Running the ball, Trey Williams was the most successful by percentage. He was 4/7, Brandon Williams was 3/8, and Tra Carson was 4/10.

As far as formations are concerned, the spread formation was the big winner. We were successful 64% of the time using our standard 2x2 look. Compare that with 40% for both of our 11 personnel formations and 40% from our trips formation. Does that mean anything? I'm not sure, to be honest. But it's interesting to me. That's a big difference. Yards per play number similarly reflect that for this game.

So what can we do to help Kenny against Alabama? What can we do to help our running backs find room to run? Well, I suppose one thing the coaches are constantly debating among themselves is whether to be more diverse and hope that leads to success or to be less diverse and do the things that you know you are best at. I don't know the answer, and so many things can change from week to week (like the strengths and weaknesses of your opponent) that no two games are the same.

That said, I think it's fair to say that there is some predictability in our offense that is allowing the defense to attack our running game. I think we need to use Kenny Hill on some designed runs. I think we need to break some tendencies and use play action. Play action is something that is almost non-existent in our offense and I don't understand why. I think we need to use some misdirection. And I think we need to throw the ball down the field. I realize that that isn't even necessarily a strength of Hill's game, but with tall, athletic receivers who have made tough catches (dropped passes notwithstanding), it is something we can still do. Let the receivers go get it. Reynolds, Speedy, and Pope are all capable of that.

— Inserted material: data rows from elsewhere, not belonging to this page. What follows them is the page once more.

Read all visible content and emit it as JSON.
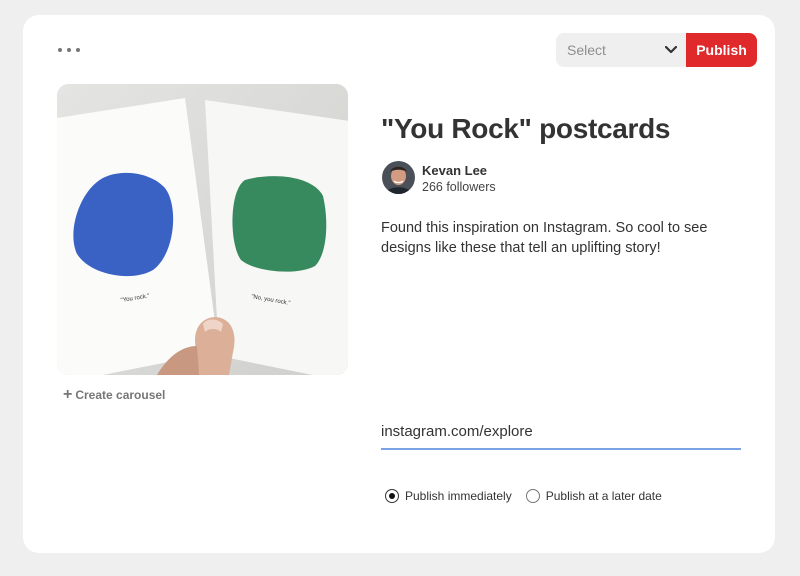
{
  "toolbar": {
    "more_icon": "more-horizontal-icon",
    "board_select": {
      "selected": "Select",
      "placeholder": "Select"
    },
    "publish_label": "Publish",
    "accent_color": "#e0292b"
  },
  "pin": {
    "title": "\"You Rock\" postcards",
    "image": {
      "card_left_caption": "\"You rock.\"",
      "card_right_caption": "\"No, you rock.\"",
      "blue_color": "#3a62c5",
      "green_color": "#368a5e"
    },
    "create_carousel_label": "Create carousel",
    "author": {
      "name": "Kevan Lee",
      "followers": "266 followers"
    },
    "description": "Found this inspiration on Instagram. So cool to see designs like these that tell an uplifting story!",
    "link": {
      "value": "instagram.com/explore",
      "underline_color": "#7aa3e5"
    }
  },
  "schedule": {
    "options": [
      {
        "label": "Publish immediately",
        "selected": true
      },
      {
        "label": "Publish at a later date",
        "selected": false
      }
    ]
  }
}
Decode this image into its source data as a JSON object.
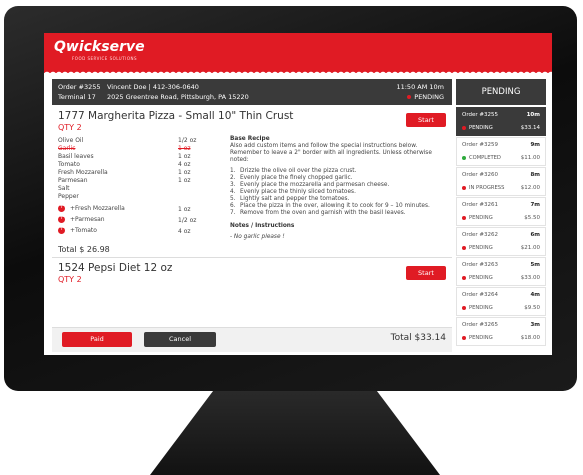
{
  "app": {
    "brand": "Qwickserve",
    "tagline": "FOOD SERVICE SOLUTIONS"
  },
  "order": {
    "number": "Order #3255",
    "terminal": "Terminal 17",
    "customer": "Vincent Doe  |  412-306-0640",
    "address": "2025 Greentree Road, Pittsburgh, PA  15220",
    "time": "11:50 AM  10m",
    "status": "PENDING"
  },
  "item1": {
    "title": "1777 Margherita Pizza  - Small 10\" Thin Crust",
    "qty": "QTY 2",
    "start_label": "Start",
    "ingredients": [
      {
        "name": "Olive Oil",
        "qty": "1/2 oz",
        "removed": false
      },
      {
        "name": "Garlic",
        "qty": "1 oz",
        "removed": true
      },
      {
        "name": "Basil leaves",
        "qty": "1 oz",
        "removed": false
      },
      {
        "name": "Tomato",
        "qty": "4 oz",
        "removed": false
      },
      {
        "name": "Fresh Mozzarella",
        "qty": "1 oz",
        "removed": false
      },
      {
        "name": "Parmesan",
        "qty": "1 oz",
        "removed": false
      },
      {
        "name": "Salt",
        "qty": "",
        "removed": false
      },
      {
        "name": "Pepper",
        "qty": "",
        "removed": false
      }
    ],
    "addons": [
      {
        "name": "+Fresh Mozzarella",
        "qty": "1 oz"
      },
      {
        "name": "+Parmesan",
        "qty": "1/2 oz"
      },
      {
        "name": "+Tomato",
        "qty": "4 oz"
      }
    ],
    "total": "Total $ 26.98",
    "recipe_heading": "Base Recipe",
    "recipe_intro": "Also add custom items and follow the special instructions below. Remember to leave a 2\" border with all ingredients. Unless otherwise noted:",
    "steps": [
      {
        "n": "1.",
        "text": "Drizzle the olive oil over the pizza crust."
      },
      {
        "n": "2.",
        "text": "Evenly place the finely chopped garlic."
      },
      {
        "n": "3.",
        "text": "Evenly place the  mozzarella and parmesan cheese."
      },
      {
        "n": "4.",
        "text": "Evenly place the thinly sliced tomatoes."
      },
      {
        "n": "5.",
        "text": "Lightly salt and pepper the tomatoes."
      },
      {
        "n": "6.",
        "text": "Place the pizza in the over, allowing it to cook for 9 – 10 minutes."
      },
      {
        "n": "7.",
        "text": "Remove from the oven and garnish with the basil leaves."
      }
    ],
    "notes_heading": "Notes / Instructions",
    "notes": "- No garlic please !"
  },
  "item2": {
    "title": "1524 Pepsi Diet 12 oz",
    "qty": "QTY 2",
    "start_label": "Start"
  },
  "actions": {
    "paid_label": "Paid",
    "cancel_label": "Cancel",
    "total": "Total  $33.14"
  },
  "queue": {
    "header": "PENDING",
    "orders": [
      {
        "number": "Order #3255",
        "age": "10m",
        "status": "PENDING",
        "amount": "$33.14",
        "status_color": "#e01b24"
      },
      {
        "number": "Order #3259",
        "age": "9m",
        "status": "COMPLETED",
        "amount": "$11.00",
        "status_color": "#2eaa3c"
      },
      {
        "number": "Order #3260",
        "age": "8m",
        "status": "IN PROGRESS",
        "amount": "$12.00",
        "status_color": "#e01b24"
      },
      {
        "number": "Order #3261",
        "age": "7m",
        "status": "PENDING",
        "amount": "$5.50",
        "status_color": "#e01b24"
      },
      {
        "number": "Order #3262",
        "age": "6m",
        "status": "PENDING",
        "amount": "$21.00",
        "status_color": "#e01b24"
      },
      {
        "number": "Order #3263",
        "age": "5m",
        "status": "PENDING",
        "amount": "$33.00",
        "status_color": "#e01b24"
      },
      {
        "number": "Order #3264",
        "age": "4m",
        "status": "PENDING",
        "amount": "$9.50",
        "status_color": "#e01b24"
      },
      {
        "number": "Order #3265",
        "age": "3m",
        "status": "PENDING",
        "amount": "$18.00",
        "status_color": "#e01b24"
      }
    ]
  }
}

One of the things that is supposed to make a spread offense difficult to defend is the fact that you are SPREAD-ing the field, but it needs to be both vertically and horizontally. We spread it horizontally just fine. When I re-watched the game, my opinion was that while our offensive line didn't succeed in the run game, they were just fine at creating a pocket in the passing game. Not dominant or anything (I marked down 15 pressures in 60 drop-backs), but good enough to trust them to call some deeper routes.

Of course the other big development that will help us is the return of Malcome Kennedy. With the other moves we've already made, this now gives us the following depth chart at each position, assuming no new changes:

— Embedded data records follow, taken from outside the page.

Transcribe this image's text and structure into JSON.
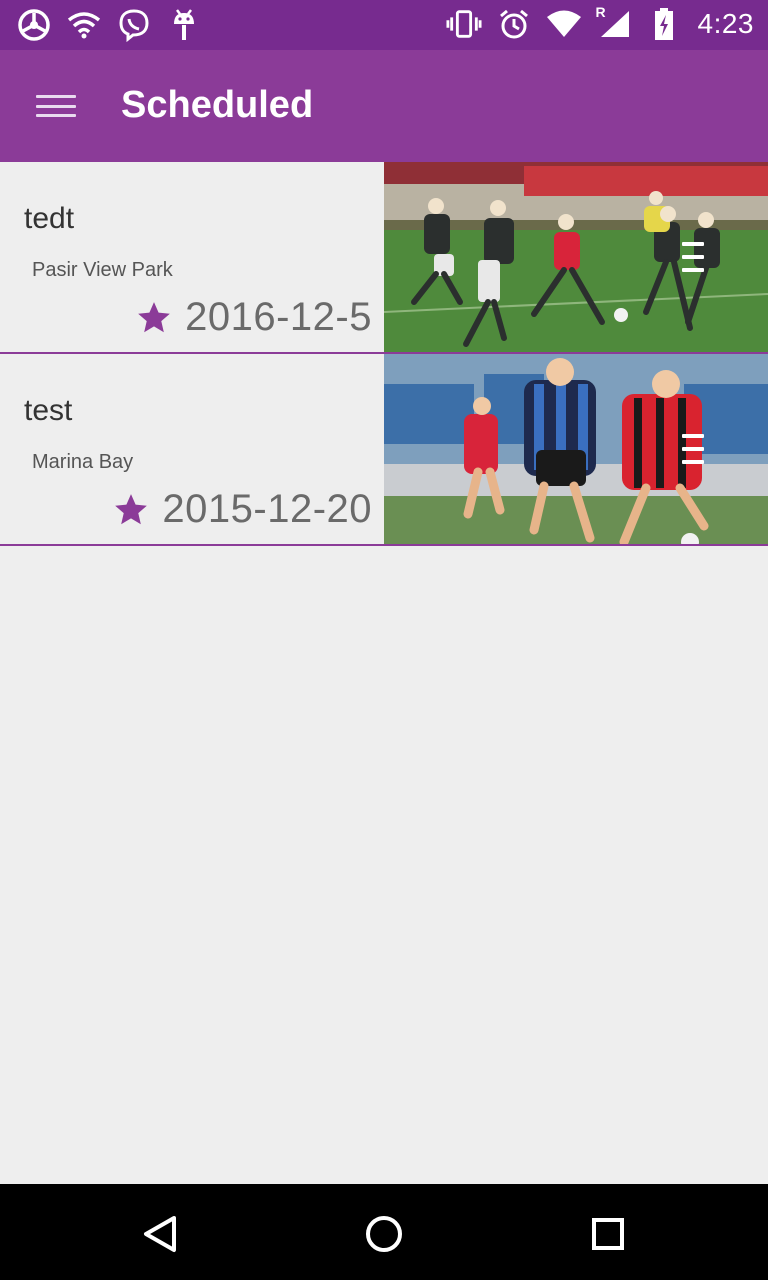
{
  "status_bar": {
    "time": "4:23",
    "left_icons": [
      "steering-wheel-icon",
      "wifi-icon",
      "viber-icon",
      "android-debug-icon"
    ],
    "right_icons": [
      "vibrate-icon",
      "alarm-icon",
      "wifi-signal-icon",
      "cell-signal-roaming-icon",
      "battery-charging-icon"
    ],
    "roaming_label": "R"
  },
  "app_bar": {
    "title": "Scheduled",
    "background": "#8b3b98",
    "status_background": "#772b8f"
  },
  "events": [
    {
      "title": "tedt",
      "location": "Pasir View Park",
      "date": "2016-12-5",
      "thumbnail": "soccer-match-photo"
    },
    {
      "title": "test",
      "location": "Marina Bay",
      "date": "2015-12-20",
      "thumbnail": "soccer-match-photo"
    }
  ],
  "nav_bar": {
    "buttons": [
      "back-icon",
      "home-icon",
      "recents-icon"
    ]
  },
  "colors": {
    "accent": "#8b3b98",
    "page_background": "#eeeeee"
  }
}
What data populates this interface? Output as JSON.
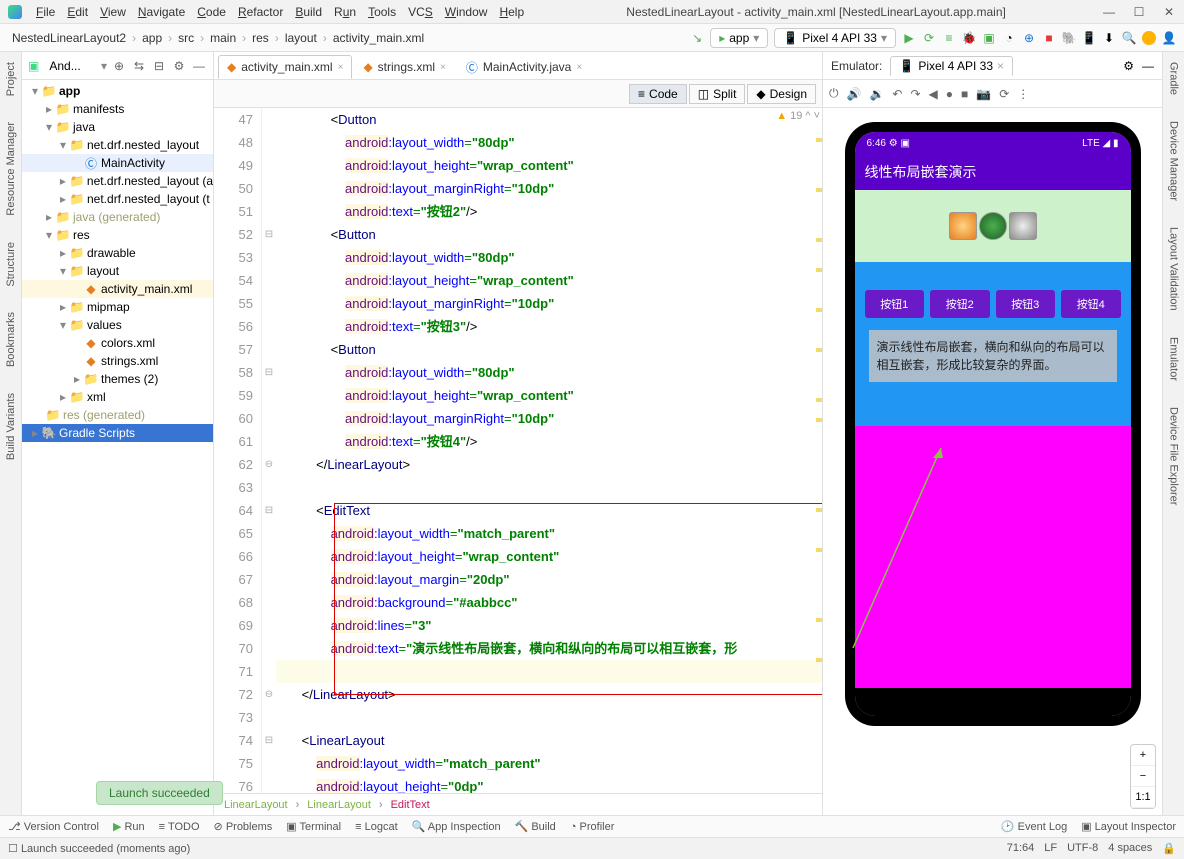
{
  "menu": {
    "items": [
      "File",
      "Edit",
      "View",
      "Navigate",
      "Code",
      "Refactor",
      "Build",
      "Run",
      "Tools",
      "VCS",
      "Window",
      "Help"
    ],
    "title": "NestedLinearLayout - activity_main.xml [NestedLinearLayout.app.main]"
  },
  "breadcrumbs": [
    "NestedLinearLayout2",
    "app",
    "src",
    "main",
    "res",
    "layout",
    "activity_main.xml"
  ],
  "toolbar": {
    "runconfig": "app",
    "device": "Pixel 4 API 33"
  },
  "sidepanel": {
    "label": "And..."
  },
  "tree": {
    "app": "app",
    "manifests": "manifests",
    "java": "java",
    "pkg1": "net.drf.nested_layout",
    "mainactivity": "MainActivity",
    "pkg2": "net.drf.nested_layout (a",
    "pkg3": "net.drf.nested_layout (t",
    "javagen": "java (generated)",
    "res": "res",
    "drawable": "drawable",
    "layout": "layout",
    "actxml": "activity_main.xml",
    "mipmap": "mipmap",
    "values": "values",
    "colors": "colors.xml",
    "strings": "strings.xml",
    "themes": "themes (2)",
    "xml": "xml",
    "resgen": "res (generated)",
    "gradle": "Gradle Scripts"
  },
  "tabs": [
    {
      "label": "activity_main.xml",
      "active": true
    },
    {
      "label": "strings.xml",
      "active": false
    },
    {
      "label": "MainActivity.java",
      "active": false
    }
  ],
  "codeModes": {
    "code": "Code",
    "split": "Split",
    "design": "Design"
  },
  "warning": {
    "count": "19"
  },
  "lines": {
    "start": 47
  },
  "code": {
    "button": "Button",
    "linearlayout": "LinearLayout",
    "edittext": "EditText",
    "ns": "android",
    "lw": "layout_width",
    "lh": "layout_height",
    "lmr": "layout_marginRight",
    "lm": "layout_margin",
    "bg": "background",
    "ln": "lines",
    "txt": "text",
    "v80": "\"80dp\"",
    "vwrap": "\"wrap_content\"",
    "v10": "\"10dp\"",
    "v20": "\"20dp\"",
    "vmatch": "\"match_parent\"",
    "v0": "\"0dp\"",
    "vaabbcc": "\"#aabbcc\"",
    "v3": "\"3\"",
    "btn2": "\"按钮2\"",
    "btn3": "\"按钮3\"",
    "btn4": "\"按钮4\"",
    "edittext_val": "\"演示线性布局嵌套，横向和纵向的布局可以相互嵌套，形"
  },
  "bottomBreadcrumb": {
    "ll1": "LinearLayout",
    "ll2": "LinearLayout",
    "et": "EditText"
  },
  "emulator": {
    "label": "Emulator:",
    "device": "Pixel 4 API 33"
  },
  "phone": {
    "time": "6:46",
    "signal": "LTE",
    "title": "线性布局嵌套演示",
    "btns": [
      "按钮1",
      "按钮2",
      "按钮3",
      "按钮4"
    ],
    "edit": "演示线性布局嵌套，横向和纵向的布局可以相互嵌套，形成比较复杂的界面。"
  },
  "zoom": {
    "plus": "+",
    "minus": "−",
    "fit": "1:1"
  },
  "leftBars": [
    "Project",
    "Resource Manager",
    "Structure",
    "Bookmarks",
    "Build Variants"
  ],
  "rightBars": [
    "Gradle",
    "Device Manager",
    "Layout Validation",
    "Emulator",
    "Device File Explorer"
  ],
  "bottomStrip": {
    "vc": "Version Control",
    "run": "Run",
    "todo": "TODO",
    "problems": "Problems",
    "terminal": "Terminal",
    "logcat": "Logcat",
    "appinsp": "App Inspection",
    "build": "Build",
    "profiler": "Profiler",
    "eventlog": "Event Log",
    "layoutinsp": "Layout Inspector"
  },
  "statusbar": {
    "msg": "Launch succeeded (moments ago)",
    "pos": "71:64",
    "le": "LF",
    "enc": "UTF-8",
    "indent": "4 spaces"
  },
  "toast": "Launch succeeded"
}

  • X: Pope/Noil/Jeffrey
  • Z: Reynolds/Parker/Nacho
  • H: Noil/Clear/Niederhofer/Holmes
  • Y: Kennedy/Seals-Jones/Tabuyo
One other note with my thoughts on it. For the third straight week, our SEC opponent has basically not blitzed us. Arkansas never blitzed, Mississippi State did a few times but the vast majority of snaps they were rushing four, and now Ole Miss did the same thing. They only brought five rushers three times, I believe. Then they rushed four all game with the exception of a few times bringing three.

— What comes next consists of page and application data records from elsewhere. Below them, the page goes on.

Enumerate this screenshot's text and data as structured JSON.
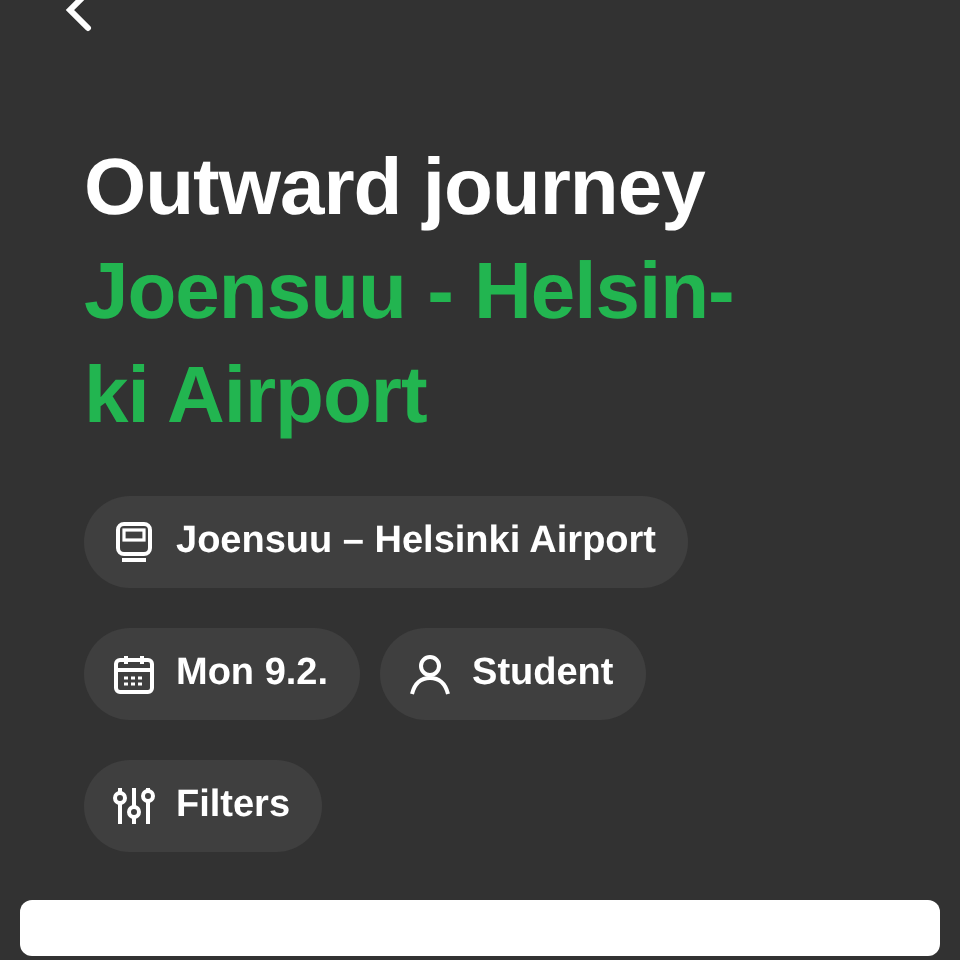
{
  "title": "Outward journey",
  "route_heading": "Joensuu - Helsin-ki Airport",
  "chips": [
    {
      "kind": "train",
      "label": "Joensuu – Helsinki Airport"
    },
    {
      "kind": "calendar",
      "label": "Mon 9.2."
    },
    {
      "kind": "person",
      "label": "Student"
    },
    {
      "kind": "filters",
      "label": "Filters"
    }
  ]
}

To me, that tells me that defenses are content covering. No need to blitz. Blitzing sometimes makes the life of a quarterback easier simply by clearing up the read. If they blitz, I know I need to get rid of the ball right here, right now. And with the athletes we have at receiver, fewer defenders in coverage could mean a big play if we are blitzed and Hill gets rid of the ball. But if you don't blitz, you force the quarterback to read the defense. My theory at this point is that our opponents believe that they are better off forcing Hill to read coverages and, in essence, fail at that. They can fly to the ball on our short passes and take their chances with seven defenders in coverage and try to just confuse the quarterback that way.

To combat that, without knowing enough to know exactly what our coaches are seeing, I would say we must continue to run double moves and pump fakes off of our most basic quick passes, use the middle of the field (like we did a couple times when we ran some people deep and then hit Clear and B. Williams over the middle for easy gains, diversify our run game, and run play action to force these defenders to pause and think. Those are all things that we can do without even doing the harder work of attacking a defense's weak points even if it's something Hill is uncomfortable doing.

Can we do that against Alabama?